At the COP28 conference in Dubai, participants agreed on tripling the world’s renewable energy capacity, aiming for about 11 TW by 2030. Our Energy Transition Outlook forecasts an increase to about 8 TW by 2030, more than double the current capacity, but still short of the goals set by the parties.

Solar PV technology stands out as the most promising avenue for substantial growth in renewable energy capacity leading up to 2030. This is due to its ability to scale up production in response to increasing demand, thanks to a robust supply chain and manufacturing capabilities. At the same time, wind energy, another significant contributor to additional renewable capacity, faces short-term challenges in expanding its manufacturing output and supply chain quickly enough to exceed existing growth plans.

In the Nordic countries, accelerating the deployment of solar PV could be the quickest way to increase power-generation capacity short-term. Additionally, consumers are willing to invest a significant portion of the initial costs of rooftop solar installations, which no other power generation type can compete with. This also leads to a reduced demand for extensive transmission and distribution capacity, which takes time to develop.

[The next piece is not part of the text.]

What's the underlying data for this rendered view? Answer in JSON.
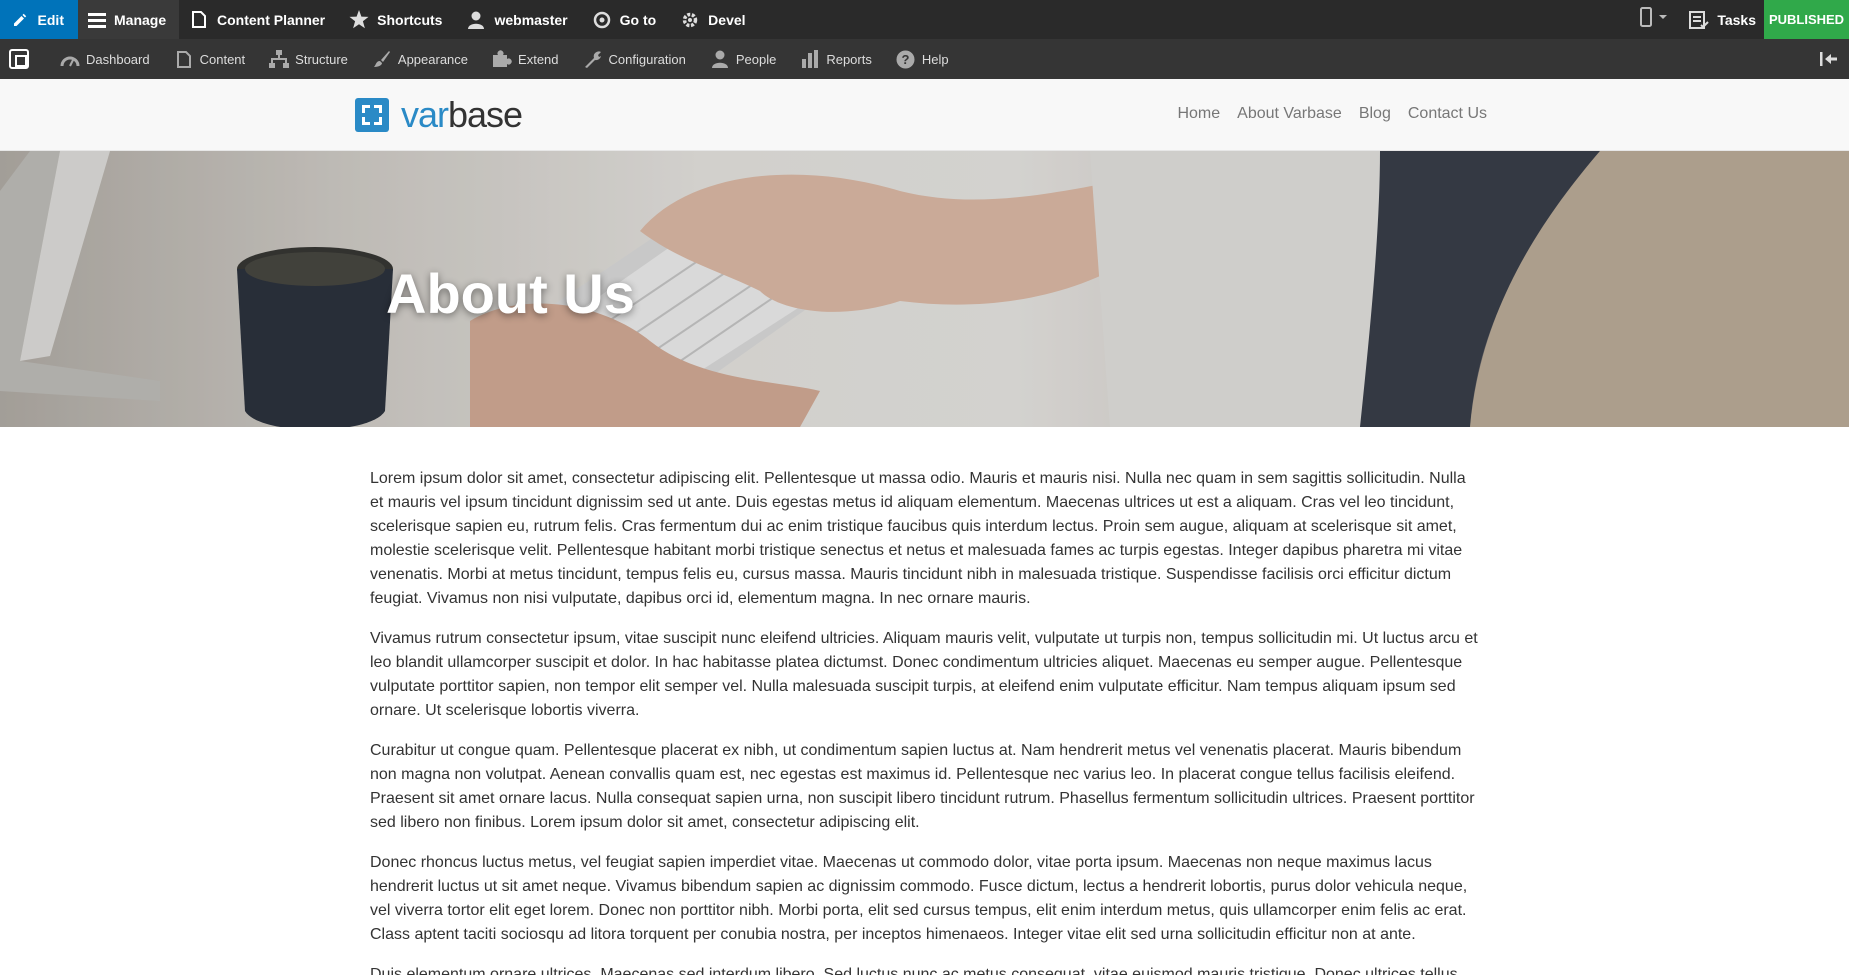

Although the amount of sunlight decreases the further north you get, especially during winter, solar PV can still play a vital role in the Nordic energy mix. When integrated with other reliable energy sources like hydropower, nuclear, and complementary variable wind energy, solar PV can substantially enhance the overall energy production and security of the Nordic grid.


References:

Solar Power Europe 2023, EU Market Outlook for Solar power 2023-2027

Electricity Maps 2024, available at: https://app.electricitymaps.com/

Swedish Solar Energy Association 2024, available at: https://svensksolenergi.se/

Finnish Ministry of Economic Affairs and Employment 2024, available at: https://tem.fi/en/feed-in-tariff-for-renewable-energy

NVE 2024, available at: https://www.nve.no/energi/energisystem/solkraft/oversikt-over-solkraft-i-norge/

Enova 2024, available at: https://www.enova.no/privat/alle-energitiltak/solenergi/

2/6/2024 8:00:00 AM

Contact us

Mats Rinaldo

Mats Rinaldo

Senior Principal Researcher

Explore our insights for the finance community

Investing in energy